**EXERCISE INSTRUCTIONS:** Work through the records that follow and return each line containing the word "blob".

**DATA SUPPLIED:**
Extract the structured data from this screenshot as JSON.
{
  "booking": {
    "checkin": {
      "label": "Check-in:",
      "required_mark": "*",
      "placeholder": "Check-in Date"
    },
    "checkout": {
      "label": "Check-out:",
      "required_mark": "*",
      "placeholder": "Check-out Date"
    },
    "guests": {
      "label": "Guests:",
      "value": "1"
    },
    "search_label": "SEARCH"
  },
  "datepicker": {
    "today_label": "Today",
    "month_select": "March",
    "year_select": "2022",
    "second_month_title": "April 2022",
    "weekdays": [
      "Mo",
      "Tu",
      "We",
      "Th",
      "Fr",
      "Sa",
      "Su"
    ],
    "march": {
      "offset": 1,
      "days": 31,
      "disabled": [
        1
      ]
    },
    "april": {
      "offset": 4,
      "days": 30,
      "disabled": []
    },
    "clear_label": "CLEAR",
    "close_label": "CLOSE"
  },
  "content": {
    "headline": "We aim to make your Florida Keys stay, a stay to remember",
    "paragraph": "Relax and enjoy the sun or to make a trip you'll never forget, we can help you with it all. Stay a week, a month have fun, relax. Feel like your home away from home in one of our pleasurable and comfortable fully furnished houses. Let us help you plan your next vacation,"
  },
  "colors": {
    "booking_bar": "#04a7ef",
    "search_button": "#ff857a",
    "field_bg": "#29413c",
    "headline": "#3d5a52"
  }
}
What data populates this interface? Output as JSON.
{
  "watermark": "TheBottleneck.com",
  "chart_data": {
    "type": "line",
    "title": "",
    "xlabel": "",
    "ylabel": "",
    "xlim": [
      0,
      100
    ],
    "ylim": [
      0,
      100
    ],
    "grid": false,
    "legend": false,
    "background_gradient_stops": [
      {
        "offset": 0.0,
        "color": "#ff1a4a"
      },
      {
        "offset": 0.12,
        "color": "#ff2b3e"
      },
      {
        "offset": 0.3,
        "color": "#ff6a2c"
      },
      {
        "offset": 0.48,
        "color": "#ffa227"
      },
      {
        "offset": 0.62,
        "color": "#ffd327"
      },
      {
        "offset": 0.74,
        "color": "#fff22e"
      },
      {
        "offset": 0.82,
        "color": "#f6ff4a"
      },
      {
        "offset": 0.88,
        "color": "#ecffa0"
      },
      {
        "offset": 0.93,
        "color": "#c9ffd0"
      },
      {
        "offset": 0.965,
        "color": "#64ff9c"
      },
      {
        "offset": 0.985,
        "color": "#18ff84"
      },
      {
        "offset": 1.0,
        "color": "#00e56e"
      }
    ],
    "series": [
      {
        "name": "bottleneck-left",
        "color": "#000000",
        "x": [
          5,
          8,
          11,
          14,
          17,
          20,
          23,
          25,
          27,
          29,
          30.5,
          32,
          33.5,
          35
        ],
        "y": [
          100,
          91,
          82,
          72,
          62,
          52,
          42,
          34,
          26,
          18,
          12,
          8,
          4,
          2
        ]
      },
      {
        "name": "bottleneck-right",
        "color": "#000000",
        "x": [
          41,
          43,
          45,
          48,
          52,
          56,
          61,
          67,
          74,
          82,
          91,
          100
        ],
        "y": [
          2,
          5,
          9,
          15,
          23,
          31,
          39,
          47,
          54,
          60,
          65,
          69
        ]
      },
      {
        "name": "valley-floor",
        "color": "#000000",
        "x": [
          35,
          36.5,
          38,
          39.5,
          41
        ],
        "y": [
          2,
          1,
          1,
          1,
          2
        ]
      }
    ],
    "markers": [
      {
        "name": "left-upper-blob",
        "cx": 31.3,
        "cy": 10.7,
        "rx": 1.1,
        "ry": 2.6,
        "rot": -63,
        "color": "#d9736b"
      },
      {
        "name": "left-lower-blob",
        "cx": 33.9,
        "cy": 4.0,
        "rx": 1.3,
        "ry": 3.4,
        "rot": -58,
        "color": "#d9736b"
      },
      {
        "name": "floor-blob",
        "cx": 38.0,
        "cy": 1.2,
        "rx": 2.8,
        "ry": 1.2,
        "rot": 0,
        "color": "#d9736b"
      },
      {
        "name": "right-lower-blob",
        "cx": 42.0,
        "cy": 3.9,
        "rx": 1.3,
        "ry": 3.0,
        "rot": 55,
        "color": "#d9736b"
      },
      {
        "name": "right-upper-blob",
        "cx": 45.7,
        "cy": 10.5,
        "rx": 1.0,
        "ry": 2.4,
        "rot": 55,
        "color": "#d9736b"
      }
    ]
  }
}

**EXERCISE ANSWER:**
        "name": "left-upper-blob",
        "name": "left-lower-blob",
        "name": "floor-blob",
        "name": "right-lower-blob",
        "name": "right-upper-blob",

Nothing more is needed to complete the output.